The $NAME = square_over_two crate lives at $KERNEL = $PROJECT/kernels/square_over_two/ with boilerplate files $KERNEL/{Cargo.toml, rust-toolchain.toml, .cargo/config.toml, src/lib.rs}. The toml files configure the crate for ptx emission. In addition, square_over_two is copied to $KERNEL/src/device.rs, renamed as device.

// lib.rs

mod device;
use core::arch::nvptx::*;

fn my_panic(_: &core::panic::PanicInfo) -> ! {
    loop {}

pub unsafe extern "ptx-kernel" fn kernel(output: *mut i32, size: i32)
    let thread_id: i32 = _thread_idx_x();
    let block_id: i32 = _block_idx_x();
    let block_dim: i32 = _block_dim_x();
    let grid_dim: i32 = _grid_dim_x();
    let n_threads: i32 = block_dim * grid_dim;
    let thread_index: i32 =  thread_id + block_id * block_dim;
    let mut i: i32 = thread_index;
    while i < size {
        let value = device::device(i);
        *output.offset(i as isize) = value;
        i = i.wrapping_add(n_threads);

Do you see why we started with i32?

If you want to play with the ptx crate, rust-analyzer will be fully on-board thanks to the toml files! Note that any changes you make will be overridden by the macro at will, so copy it elsewhere for your experiments.

This code is deliberately not optimized for locality or performance. It performs unnecessary bounds checks. I am resisting the urge for untested and unbenchmarked changes.
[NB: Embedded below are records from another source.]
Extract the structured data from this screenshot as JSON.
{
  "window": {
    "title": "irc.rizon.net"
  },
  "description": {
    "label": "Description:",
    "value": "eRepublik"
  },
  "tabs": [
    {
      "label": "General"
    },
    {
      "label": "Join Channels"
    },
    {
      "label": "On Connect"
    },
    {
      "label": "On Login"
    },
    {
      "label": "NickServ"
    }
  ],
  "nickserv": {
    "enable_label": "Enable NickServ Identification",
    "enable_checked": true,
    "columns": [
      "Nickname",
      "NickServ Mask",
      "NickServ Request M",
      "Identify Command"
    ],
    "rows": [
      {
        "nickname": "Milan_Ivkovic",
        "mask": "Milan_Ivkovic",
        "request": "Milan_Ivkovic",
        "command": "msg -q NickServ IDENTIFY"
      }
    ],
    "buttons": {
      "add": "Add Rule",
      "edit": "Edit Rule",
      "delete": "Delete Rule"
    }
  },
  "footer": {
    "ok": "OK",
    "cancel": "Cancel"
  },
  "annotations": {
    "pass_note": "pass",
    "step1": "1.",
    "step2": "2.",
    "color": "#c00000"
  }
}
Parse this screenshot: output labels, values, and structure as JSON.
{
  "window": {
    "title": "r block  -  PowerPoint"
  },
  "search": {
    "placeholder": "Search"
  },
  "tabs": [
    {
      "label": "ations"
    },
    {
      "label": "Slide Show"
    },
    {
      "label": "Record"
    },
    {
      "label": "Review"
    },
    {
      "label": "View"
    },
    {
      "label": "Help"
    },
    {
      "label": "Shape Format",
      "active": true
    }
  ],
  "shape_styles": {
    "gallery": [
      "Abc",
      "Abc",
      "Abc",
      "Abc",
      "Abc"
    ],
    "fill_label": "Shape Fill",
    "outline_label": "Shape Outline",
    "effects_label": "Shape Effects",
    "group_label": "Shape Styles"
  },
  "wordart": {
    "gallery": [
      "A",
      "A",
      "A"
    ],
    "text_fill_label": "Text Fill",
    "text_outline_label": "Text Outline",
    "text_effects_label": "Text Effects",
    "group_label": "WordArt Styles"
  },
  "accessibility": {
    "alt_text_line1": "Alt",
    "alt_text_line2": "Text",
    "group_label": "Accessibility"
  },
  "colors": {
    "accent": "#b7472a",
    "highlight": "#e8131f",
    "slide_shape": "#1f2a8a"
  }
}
If you have suggestions, please submit them as issues and pull requests.

Emit $KERNEL/path/to/kernel.ptx

We use the experimental #![feature(abi_ptx)] and std::process::Command to run

cargo +nightly -Z unstable-options -C $KERNEL build --release

Colored terminal output is logged and paired with a colored about the use of nightly Rust content:

use core::arch::nvptx::*;

It's not perfect, but the warning should be visible to anyone compiling the code.

Define the trait _SquareOverTwo

The GAT Return is the desired return type, e.g., Box<[i32]> or Vec<i32> The only method is

unsafe fn square_over_two(&self)
-> Result<Self::Returns, spindle::range::Error>;

Implement _SquareOverTwo for i32

Here, Return = Vec<i32>.

Before interfacing with our ptx code, we unsafely allocate uninitialized memory, manually check for a nullptr, and unsafely initialize a host Vec.

We then use cudarc to initialize a CudaDevice, consume kernel.ptx, unsafely asyncrhonously launch a CudaFunction, and unsafely reclaim data from the device.

Hooray! We can

let foo = unsafe { 33.square_over_two() }.unwrap();

Define the standalone launcher _square_over_two

This free functions has signature

unsafe fn _square_over_two<const N: usize>()
-> Result<Box<[i32; N], spindle::range::Error>

It performs a comparable sequence of allocations.

We can now

let bar: Box<[_; 33]> = unsafe { _square_over_two() }.unwrap();

Error handling

The function signatures should tell the story and the unwrap()'s log our progress. I believe the memory management is correct, but I would love inspection from fresh eyes. Feedback, such as a github issue or PR, is welcome.

Why cudarc over rust-cuda?

No specific reason, outside of familiarity. It would be fantastic to switch between them via feature flags. PRs welcome, but the Minimum Viable Product comes first.

Other features?

Too many to list. No matter what we do, every feature should be ergonomic, correct, and safe, all tied as Priority #1. Next comes performance, as much as I love it.